-- DATA FOR PROCESSING --
**********
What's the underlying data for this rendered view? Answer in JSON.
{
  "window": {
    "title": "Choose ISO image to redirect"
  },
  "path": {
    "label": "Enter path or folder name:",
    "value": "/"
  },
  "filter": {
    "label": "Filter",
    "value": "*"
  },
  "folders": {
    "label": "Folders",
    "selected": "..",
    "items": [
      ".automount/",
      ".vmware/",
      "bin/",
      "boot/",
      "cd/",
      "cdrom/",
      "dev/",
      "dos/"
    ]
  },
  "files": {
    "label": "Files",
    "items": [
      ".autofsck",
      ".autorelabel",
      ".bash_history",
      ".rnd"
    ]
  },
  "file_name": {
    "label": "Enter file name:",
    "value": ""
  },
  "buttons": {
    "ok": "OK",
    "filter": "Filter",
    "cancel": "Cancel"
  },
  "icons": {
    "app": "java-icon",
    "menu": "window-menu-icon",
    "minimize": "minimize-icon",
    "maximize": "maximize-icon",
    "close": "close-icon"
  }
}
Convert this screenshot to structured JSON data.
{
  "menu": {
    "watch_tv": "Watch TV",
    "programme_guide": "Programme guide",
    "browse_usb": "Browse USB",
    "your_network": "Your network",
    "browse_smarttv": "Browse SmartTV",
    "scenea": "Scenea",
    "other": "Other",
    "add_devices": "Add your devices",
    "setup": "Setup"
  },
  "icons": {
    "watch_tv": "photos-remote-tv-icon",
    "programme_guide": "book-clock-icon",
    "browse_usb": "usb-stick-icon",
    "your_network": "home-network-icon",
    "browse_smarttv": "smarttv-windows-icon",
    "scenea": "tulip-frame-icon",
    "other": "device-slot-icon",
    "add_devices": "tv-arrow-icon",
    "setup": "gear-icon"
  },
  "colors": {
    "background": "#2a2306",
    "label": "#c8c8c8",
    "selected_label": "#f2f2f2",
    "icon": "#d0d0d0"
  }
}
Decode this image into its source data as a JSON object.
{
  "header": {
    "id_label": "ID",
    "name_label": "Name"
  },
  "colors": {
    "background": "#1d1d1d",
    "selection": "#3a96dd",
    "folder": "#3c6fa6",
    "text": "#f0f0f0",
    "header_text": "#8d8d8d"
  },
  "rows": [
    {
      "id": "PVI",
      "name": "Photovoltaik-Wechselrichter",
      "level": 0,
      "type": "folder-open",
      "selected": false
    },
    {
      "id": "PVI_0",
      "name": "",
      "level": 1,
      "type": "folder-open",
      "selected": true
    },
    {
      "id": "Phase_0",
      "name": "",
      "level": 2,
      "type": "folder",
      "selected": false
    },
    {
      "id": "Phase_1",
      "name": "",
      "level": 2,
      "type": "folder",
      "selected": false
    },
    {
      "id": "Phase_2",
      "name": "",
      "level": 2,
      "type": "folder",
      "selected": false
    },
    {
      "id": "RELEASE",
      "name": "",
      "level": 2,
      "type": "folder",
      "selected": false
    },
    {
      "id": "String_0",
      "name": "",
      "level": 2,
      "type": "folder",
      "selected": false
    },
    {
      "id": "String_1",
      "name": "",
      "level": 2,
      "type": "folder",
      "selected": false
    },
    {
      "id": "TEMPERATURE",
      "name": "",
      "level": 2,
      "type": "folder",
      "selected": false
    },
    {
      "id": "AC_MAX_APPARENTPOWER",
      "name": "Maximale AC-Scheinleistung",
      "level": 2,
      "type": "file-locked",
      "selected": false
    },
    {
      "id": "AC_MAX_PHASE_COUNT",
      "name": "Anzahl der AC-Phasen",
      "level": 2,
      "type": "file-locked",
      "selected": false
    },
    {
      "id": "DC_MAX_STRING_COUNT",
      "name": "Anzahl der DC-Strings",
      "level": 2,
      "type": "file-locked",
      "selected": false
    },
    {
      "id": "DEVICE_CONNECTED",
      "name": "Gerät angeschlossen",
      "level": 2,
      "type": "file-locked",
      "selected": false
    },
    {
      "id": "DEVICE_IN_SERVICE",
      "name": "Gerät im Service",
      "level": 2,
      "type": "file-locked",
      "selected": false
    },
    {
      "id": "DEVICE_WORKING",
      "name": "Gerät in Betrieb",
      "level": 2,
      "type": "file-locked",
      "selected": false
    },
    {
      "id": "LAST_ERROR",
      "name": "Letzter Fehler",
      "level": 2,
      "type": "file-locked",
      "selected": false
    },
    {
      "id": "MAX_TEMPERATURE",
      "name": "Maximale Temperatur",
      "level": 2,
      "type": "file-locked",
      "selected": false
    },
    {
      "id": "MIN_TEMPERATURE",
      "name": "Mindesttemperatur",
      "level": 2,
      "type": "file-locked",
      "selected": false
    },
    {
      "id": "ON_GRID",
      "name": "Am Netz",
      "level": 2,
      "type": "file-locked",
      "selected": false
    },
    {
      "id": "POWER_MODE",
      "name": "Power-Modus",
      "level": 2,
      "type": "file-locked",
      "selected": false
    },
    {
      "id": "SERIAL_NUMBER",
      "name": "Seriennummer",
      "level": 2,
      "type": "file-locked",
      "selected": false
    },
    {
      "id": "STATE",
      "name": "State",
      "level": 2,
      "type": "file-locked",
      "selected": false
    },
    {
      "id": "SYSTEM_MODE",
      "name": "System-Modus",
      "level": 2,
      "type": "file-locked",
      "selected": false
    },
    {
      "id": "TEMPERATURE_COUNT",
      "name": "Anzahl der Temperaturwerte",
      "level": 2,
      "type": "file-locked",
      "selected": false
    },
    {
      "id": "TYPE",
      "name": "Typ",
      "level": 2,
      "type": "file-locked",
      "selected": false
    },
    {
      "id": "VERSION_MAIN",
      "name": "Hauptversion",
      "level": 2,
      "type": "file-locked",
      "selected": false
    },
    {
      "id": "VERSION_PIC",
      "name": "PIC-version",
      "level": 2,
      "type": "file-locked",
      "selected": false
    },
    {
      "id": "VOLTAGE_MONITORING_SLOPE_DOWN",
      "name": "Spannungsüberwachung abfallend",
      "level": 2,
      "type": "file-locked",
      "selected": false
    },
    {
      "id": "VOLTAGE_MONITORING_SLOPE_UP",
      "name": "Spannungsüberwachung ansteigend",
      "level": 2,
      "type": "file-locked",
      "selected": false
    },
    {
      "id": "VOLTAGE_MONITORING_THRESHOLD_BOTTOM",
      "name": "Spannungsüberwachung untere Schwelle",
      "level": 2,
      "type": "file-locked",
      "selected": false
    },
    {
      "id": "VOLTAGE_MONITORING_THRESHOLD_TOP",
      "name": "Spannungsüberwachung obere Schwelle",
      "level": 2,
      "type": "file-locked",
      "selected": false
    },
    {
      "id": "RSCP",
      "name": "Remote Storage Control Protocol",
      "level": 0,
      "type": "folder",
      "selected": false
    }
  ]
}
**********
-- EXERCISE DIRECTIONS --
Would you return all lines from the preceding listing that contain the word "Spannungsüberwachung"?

-- WRITTEN SOLUTION --
      "name": "Spannungsüberwachung abfallend",
      "name": "Spannungsüberwachung ansteigend",
      "name": "Spannungsüberwachung untere Schwelle",
      "name": "Spannungsüberwachung obere Schwelle",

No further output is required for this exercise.